____ RECORDS SUPPLIED

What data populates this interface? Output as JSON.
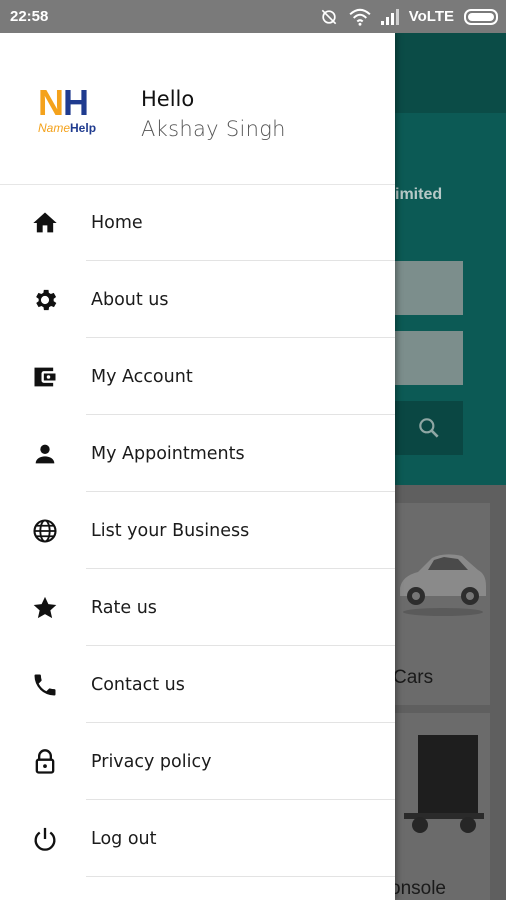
{
  "status_bar": {
    "time": "22:58",
    "network": "VoLTE",
    "icons": [
      "sync-off-icon",
      "wifi-icon",
      "signal-icon",
      "battery-icon"
    ]
  },
  "background": {
    "partial_text_limited": "imited",
    "partial_text_cars": "Cars",
    "partial_text_console": "onsole"
  },
  "drawer": {
    "logo": {
      "letters_n": "N",
      "letters_h": "H",
      "tag_a": "Name",
      "tag_b": "Help"
    },
    "greeting": "Hello",
    "user_name": "Akshay Singh",
    "items": [
      {
        "label": "Home",
        "icon": "home-icon"
      },
      {
        "label": "About us",
        "icon": "gear-icon"
      },
      {
        "label": "My Account",
        "icon": "wallet-icon"
      },
      {
        "label": "My Appointments",
        "icon": "person-icon"
      },
      {
        "label": "List your Business",
        "icon": "globe-icon"
      },
      {
        "label": "Rate us",
        "icon": "star-icon"
      },
      {
        "label": "Contact us",
        "icon": "phone-icon"
      },
      {
        "label": "Privacy policy",
        "icon": "lock-icon"
      },
      {
        "label": "Log out",
        "icon": "power-icon"
      }
    ]
  },
  "colors": {
    "brand_orange": "#f4a21c",
    "brand_blue": "#1f3b8f",
    "teal": "#0c5a55"
  }
}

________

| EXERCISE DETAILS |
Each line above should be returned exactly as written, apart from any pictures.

| ANSWER BELOW |
What data populates this interface? Output as JSON.
{
  "status_bar": {
    "time": "22:58",
    "network": "VoLTE",
    "icons": [
      "sync-off-icon",
      "wifi-icon",
      "signal-icon",
      "battery-icon"
    ]
  },
  "background": {
    "partial_text_limited": "imited",
    "partial_text_cars": "Cars",
    "partial_text_console": "onsole"
  },
  "drawer": {
    "logo": {
      "letters_n": "N",
      "letters_h": "H",
      "tag_a": "Name",
      "tag_b": "Help"
    },
    "greeting": "Hello",
    "user_name": "Akshay Singh",
    "items": [
      {
        "label": "Home",
        "icon": "home-icon"
      },
      {
        "label": "About us",
        "icon": "gear-icon"
      },
      {
        "label": "My Account",
        "icon": "wallet-icon"
      },
      {
        "label": "My Appointments",
        "icon": "person-icon"
      },
      {
        "label": "List your Business",
        "icon": "globe-icon"
      },
      {
        "label": "Rate us",
        "icon": "star-icon"
      },
      {
        "label": "Contact us",
        "icon": "phone-icon"
      },
      {
        "label": "Privacy policy",
        "icon": "lock-icon"
      },
      {
        "label": "Log out",
        "icon": "power-icon"
      }
    ]
  },
  "colors": {
    "brand_orange": "#f4a21c",
    "brand_blue": "#1f3b8f",
    "teal": "#0c5a55"
  }
}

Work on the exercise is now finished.